The shop is about 3,300 square feet but the one-acre lot allows for several multi-vehicle car ports, including one with a used Continental rack Dallas purchased to supplement the two racks he already had. He also recently added a Pro Spot welder for aluminum and silicon bronze, and is considering an update to the shop’s scanner.
“We have a scanner that can do most of it, and for what we can’t do, there’s a gentleman in town here who we go to,” Dallas said. “Taking a vehicle to the dealer is the last resort. I want to scan everything, because that’s what OEMs say to do. But insurers sometimes pushback on that and on all those systems that need to be repaired.”
Dallas views insurers’ resistance to rate increases as one of the biggest challenges for his business and the industry.
“The cost of materials goes up regularly, yet insurance companies won’t pay us any more for materials,” he said. “Labor costs continue to go up, but we can’t get raises in our rates. It’s very difficult to pay your techs a living wage when someone is paying you only $52 or $54 an hour.”

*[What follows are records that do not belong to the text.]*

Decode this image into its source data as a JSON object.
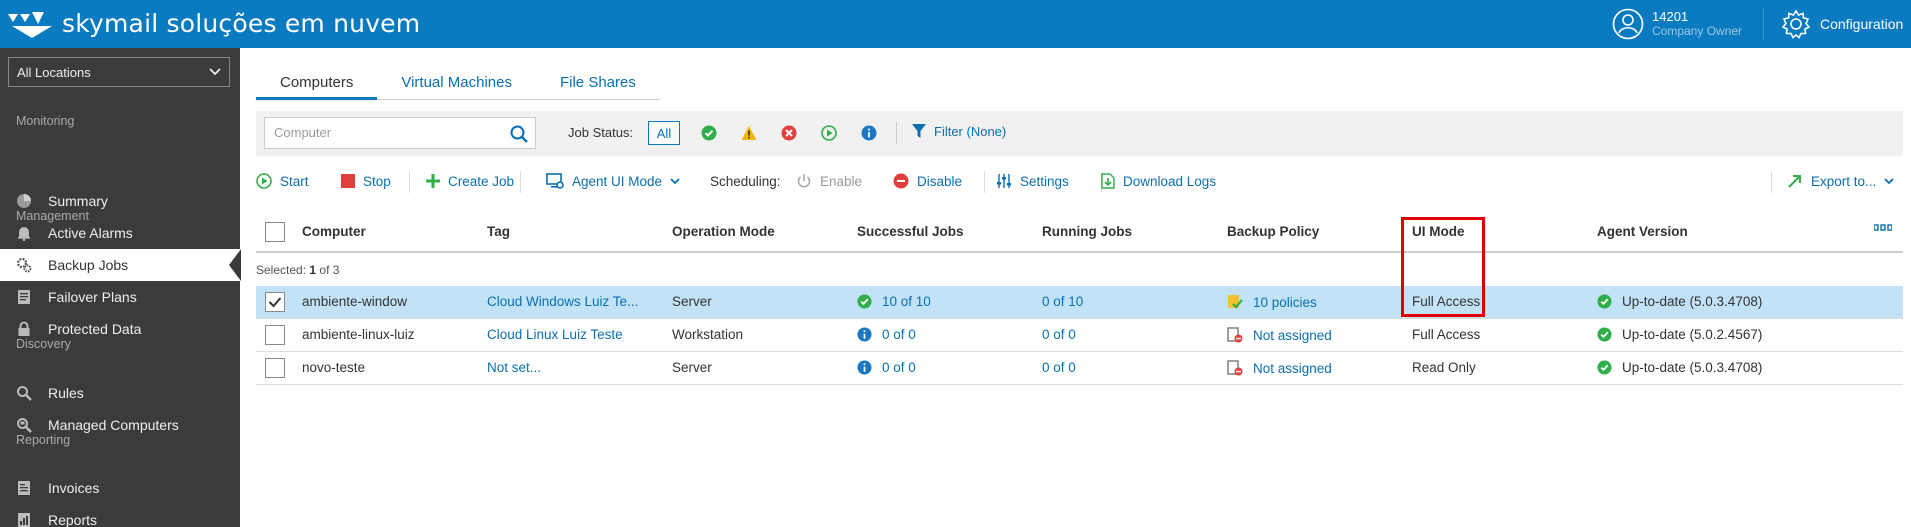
{
  "header": {
    "brand": "skymail soluções em nuvem",
    "user_id": "14201",
    "user_role": "Company Owner",
    "config_label": "Configuration"
  },
  "sidebar": {
    "location": "All Locations",
    "sections": {
      "monitoring": "Monitoring",
      "management": "Management",
      "discovery": "Discovery",
      "reporting": "Reporting"
    },
    "items": {
      "summary": "Summary",
      "active_alarms": "Active Alarms",
      "backup_jobs": "Backup Jobs",
      "failover_plans": "Failover Plans",
      "protected_data": "Protected Data",
      "rules": "Rules",
      "managed_computers": "Managed Computers",
      "invoices": "Invoices",
      "reports": "Reports"
    }
  },
  "tabs": [
    "Computers",
    "Virtual Machines",
    "File Shares"
  ],
  "filterbar": {
    "search_placeholder": "Computer",
    "job_status_label": "Job Status:",
    "all_label": "All",
    "filter_label": "Filter (None)"
  },
  "toolbar": {
    "start": "Start",
    "stop": "Stop",
    "create_job": "Create Job",
    "agent_ui_mode": "Agent UI Mode",
    "scheduling": "Scheduling:",
    "enable": "Enable",
    "disable": "Disable",
    "settings": "Settings",
    "download_logs": "Download Logs",
    "export": "Export to..."
  },
  "table": {
    "columns": [
      "Computer",
      "Tag",
      "Operation Mode",
      "Successful Jobs",
      "Running Jobs",
      "Backup Policy",
      "UI Mode",
      "Agent Version"
    ],
    "selected_prefix": "Selected:",
    "selected_count": "1",
    "selected_suffix": "of 3",
    "rows": [
      {
        "computer": "ambiente-window",
        "tag": "Cloud Windows Luiz Te...",
        "mode": "Server",
        "successful": "10 of 10",
        "running": "0 of 10",
        "policy": "10 policies",
        "ui_mode": "Full Access",
        "version": "Up-to-date (5.0.3.4708)"
      },
      {
        "computer": "ambiente-linux-luiz",
        "tag": "Cloud Linux Luiz Teste",
        "mode": "Workstation",
        "successful": "0 of 0",
        "running": "0 of 0",
        "policy": "Not assigned",
        "ui_mode": "Full Access",
        "version": "Up-to-date (5.0.2.4567)"
      },
      {
        "computer": "novo-teste",
        "tag": "Not set...",
        "mode": "Server",
        "successful": "0 of 0",
        "running": "0 of 0",
        "policy": "Not assigned",
        "ui_mode": "Read Only",
        "version": "Up-to-date (5.0.3.4708)"
      }
    ]
  },
  "colors": {
    "header_bg": "#0a7bc1",
    "sidebar_bg": "#3b3b3b",
    "link": "#0a6fb0",
    "selected_row": "#c2e3f7",
    "success": "#2fae4a",
    "highlight_box": "#e00000"
  }
}
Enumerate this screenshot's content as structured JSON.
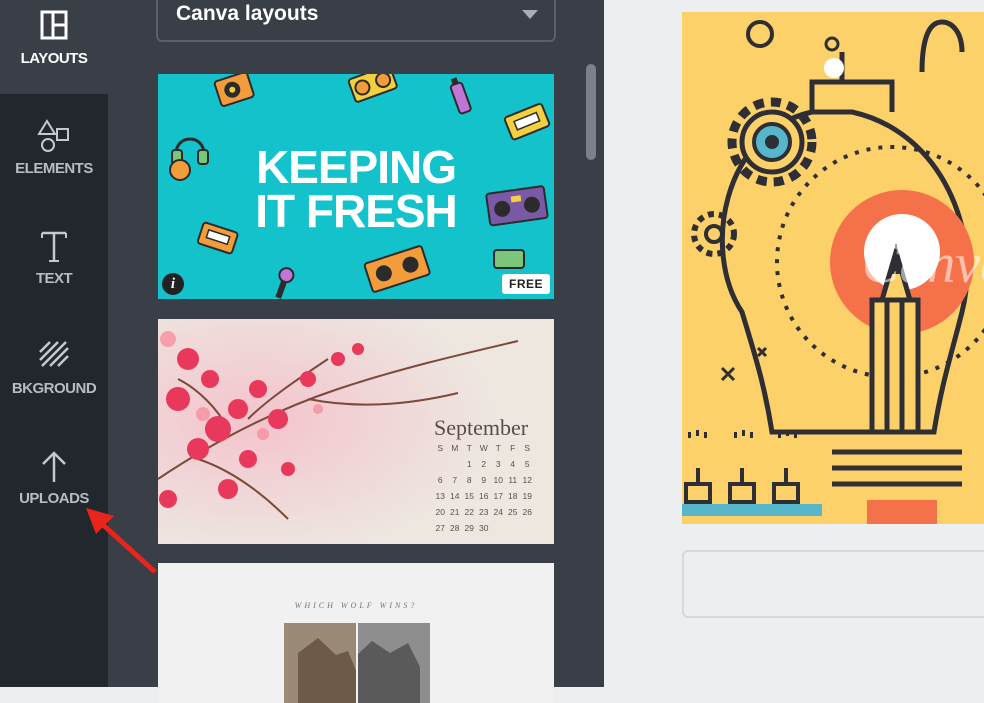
{
  "nav": {
    "items": [
      {
        "label": "LAYOUTS",
        "icon": "layouts-icon",
        "active": true
      },
      {
        "label": "ELEMENTS",
        "icon": "elements-icon",
        "active": false
      },
      {
        "label": "TEXT",
        "icon": "text-icon",
        "active": false
      },
      {
        "label": "BKGROUND",
        "icon": "background-icon",
        "active": false
      },
      {
        "label": "UPLOADS",
        "icon": "upload-icon",
        "active": false
      }
    ]
  },
  "panel": {
    "dropdown": {
      "selected": "Canva layouts"
    },
    "thumbnails": [
      {
        "title_line1": "KEEPING",
        "title_line2": "IT FRESH",
        "badge": "FREE",
        "info": "i"
      },
      {
        "month": "September",
        "weekdays": [
          "S",
          "M",
          "T",
          "W",
          "T",
          "F",
          "S"
        ],
        "weeks": [
          [
            "",
            "",
            "1",
            "2",
            "3",
            "4",
            "5"
          ],
          [
            "6",
            "7",
            "8",
            "9",
            "10",
            "11",
            "12"
          ],
          [
            "13",
            "14",
            "15",
            "16",
            "17",
            "18",
            "19"
          ],
          [
            "20",
            "21",
            "22",
            "23",
            "24",
            "25",
            "26"
          ],
          [
            "27",
            "28",
            "29",
            "30",
            "",
            "",
            ""
          ]
        ]
      },
      {
        "caption": "WHICH WOLF WINS?"
      }
    ]
  },
  "canvas": {
    "watermark": "Canva"
  },
  "colors": {
    "nav_bg": "#22262d",
    "panel_bg": "#3a3e47",
    "thumb1_bg": "#14c2cc",
    "design_bg": "#fdd16a",
    "design_accent": "#f4714a",
    "annotation_arrow": "#e8241b"
  }
}
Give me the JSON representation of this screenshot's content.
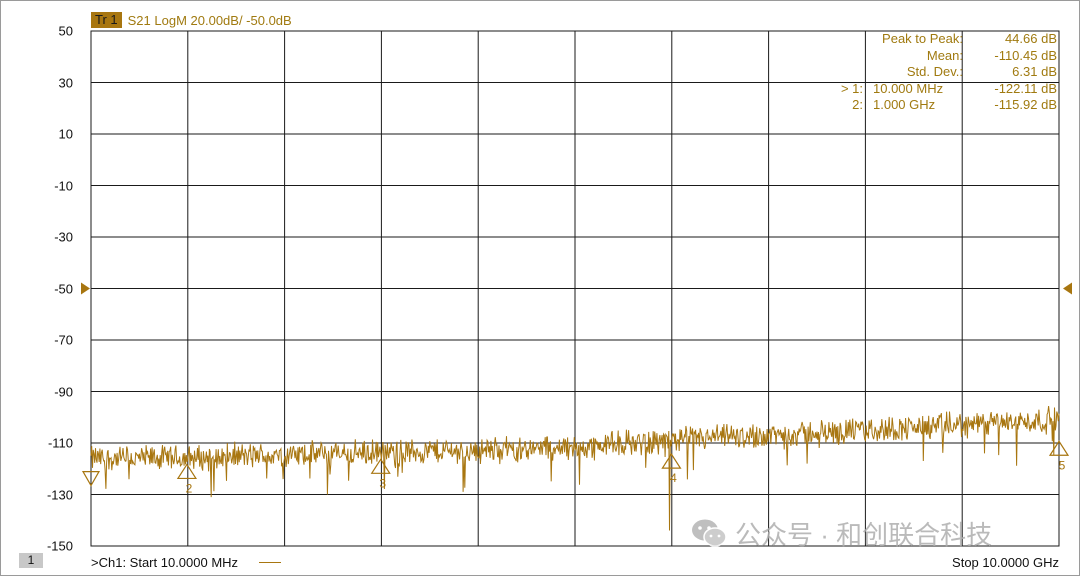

The shop has two technicians and a part-time employee, and Dallas said he could use another technician.
“But it’s so hard to find somebody, and sometimes it’s not worth advertising,” he said. “Unless they walk in the door, I’m not actively looking, because every time I have, those people don’t work out.”
Dallas said his advice to younger shop owners would be to make sure they invest in the real estate.
“Owning the property is the best decision I made,” he said. “If you own the business, you should own the property.”
He said semi-retirement is in the not-too-distant future. He plans then to scale back to about 10 hours a week, but will be turning the reins over to Steve Miller, a technician who has worked for Dallas for about 11 years.
“Steve is eventually going to take over the shop and it’ll be his,” Dallas said.